The FSS contract, awarded in January 2023, unlocked £77 million of investment and is expected to generate employment for 1,200 personnel at peak production. The Leader of the House of Commons, Penny Mordaunt, and the Secretary of State for Defence, Grant Shapps, welcomed the developments as positive for the UK’s maritime industry and national security. Harland & Wolff CEO John Wood highlighted the transformational impact of the £77 million investment on the shipyard’s ability to undertake larger projects using cutting-edge manufacturing technologies.
Additionally, BAE Systems has started a transformation of an unused dock at its Govan shipyard in Glasgow as construction begins on a colossal ship build hall. The hall, measuring 170m in length and 80m in width, is a core component of BAE Systems’ £300 million modernisation and digitalisation initiative for shipbuilding facilities at Govan and Scotstoun. The hall, being constructed by McLaughlin and Harvey, will accommodate the simultaneous construction of two Type 26 frigates.
In November 2022 BAE Systems secured a £4.2 billion contract with the Ministry of Defence to build an additional five Type 26 ships, augmenting the initial contract for the first three vessels. The new Type 26 frigates under construction are designed to provide a new warfighting capability for the Royal Navy. It is adaptable for various roles, including anti-submarine warfare, high-intensity air defence, and humanitarian aid missions.
The new ship build hall, which will be constructed from over 6,000tonnes of steel and 20,000m³ of concrete, will be equipped with two 100tonne cranes and two 20tonne cranes. It will be able to host up to 500 workers per shift.
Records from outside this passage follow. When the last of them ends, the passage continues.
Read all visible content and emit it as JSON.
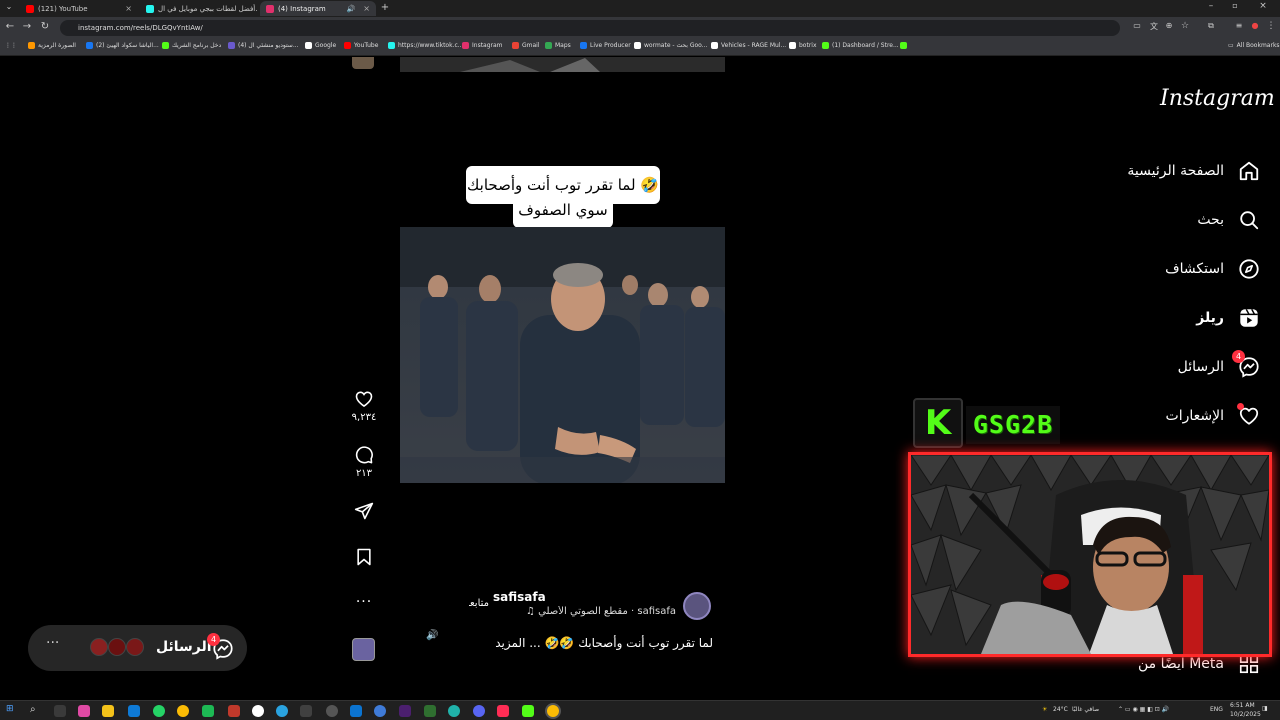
{
  "browser": {
    "tabs": [
      {
        "title": "(121) YouTube",
        "color": "#ff0000"
      },
      {
        "title": "أفضل لقطات ببجي موبايل في ال...",
        "color": "#25f4ee"
      },
      {
        "title": "(4) Instagram",
        "color": "#e1306c"
      }
    ],
    "url": "instagram.com/reels/DLGQvYntIAw/",
    "bookmarks": [
      {
        "label": "الصورة الرمزية",
        "color": "#ff9800"
      },
      {
        "label": "(2) الياشا سكواد الهيئ...",
        "color": "#1877f2"
      },
      {
        "label": "دخل برنامج الشريك",
        "color": "#53fc18"
      },
      {
        "label": "(4) ستوديو منشئي ال...",
        "color": "#6a5acd"
      },
      {
        "label": "Google",
        "color": "#ffffff"
      },
      {
        "label": "YouTube",
        "color": "#ff0000"
      },
      {
        "label": "https://www.tiktok.c...",
        "color": "#25f4ee"
      },
      {
        "label": "Instagram",
        "color": "#e1306c"
      },
      {
        "label": "Gmail",
        "color": "#ea4335"
      },
      {
        "label": "Maps",
        "color": "#34a853"
      },
      {
        "label": "Live Producer",
        "color": "#1877f2"
      },
      {
        "label": "wormate - بحث Goo...",
        "color": "#ffffff"
      },
      {
        "label": "Vehicles - RAGE Mul...",
        "color": "#ffffff"
      },
      {
        "label": "botrix",
        "color": "#ffffff"
      },
      {
        "label": "(1) Dashboard / Stre...",
        "color": "#53fc18"
      }
    ],
    "all_bookmarks": "All Bookmarks"
  },
  "instagram": {
    "logo": "Instagram",
    "nav": [
      {
        "label": "الصفحة الرئيسية",
        "icon": "home-icon"
      },
      {
        "label": "بحث",
        "icon": "search-icon"
      },
      {
        "label": "استكشاف",
        "icon": "explore-icon"
      },
      {
        "label": "ريلز",
        "icon": "reels-icon"
      },
      {
        "label": "الرسائل",
        "icon": "messenger-icon",
        "badge": "4"
      },
      {
        "label": "الإشعارات",
        "icon": "heart-icon"
      }
    ],
    "also_from_meta": "أيضًا من Meta",
    "reel": {
      "caption_line1": "لما تقرر توب أنت وأصحابك 🤣🤣",
      "caption_line2": "سوي الصفوف",
      "likes": "٩,٢٣٤",
      "comments": "٢١٣",
      "username": "safisafa",
      "follow": "متابعة",
      "audio": "safisafa · مقطع الصوتي الأصلي",
      "description": "لما تقرر توب أنت وأصحابك 🤣🤣 ... المزيد"
    },
    "messages_pill": {
      "label": "الرسائل",
      "badge": "4"
    }
  },
  "overlay": {
    "streamer_tag": "GSG2B",
    "kick_letter": "K"
  },
  "taskbar": {
    "weather": "24°C",
    "weather_text": "صافي غالبًا",
    "lang": "ENG",
    "time": "6:51 AM",
    "date": "10/2/2025"
  }
}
These new developments signal a new future for the UK shipping industry. As the sector charts a course into a new era, the collective efforts of Harland & Wolff, BAE Systems and the APCL Group will help to position the UK as a leader in maritime innovation. The ongoing investments in technology, talent, and infrastructure not only reflect a commitment to sustainable growth, but also ensure that the sails of the UK shipping industry are set for a bright and prosperous future.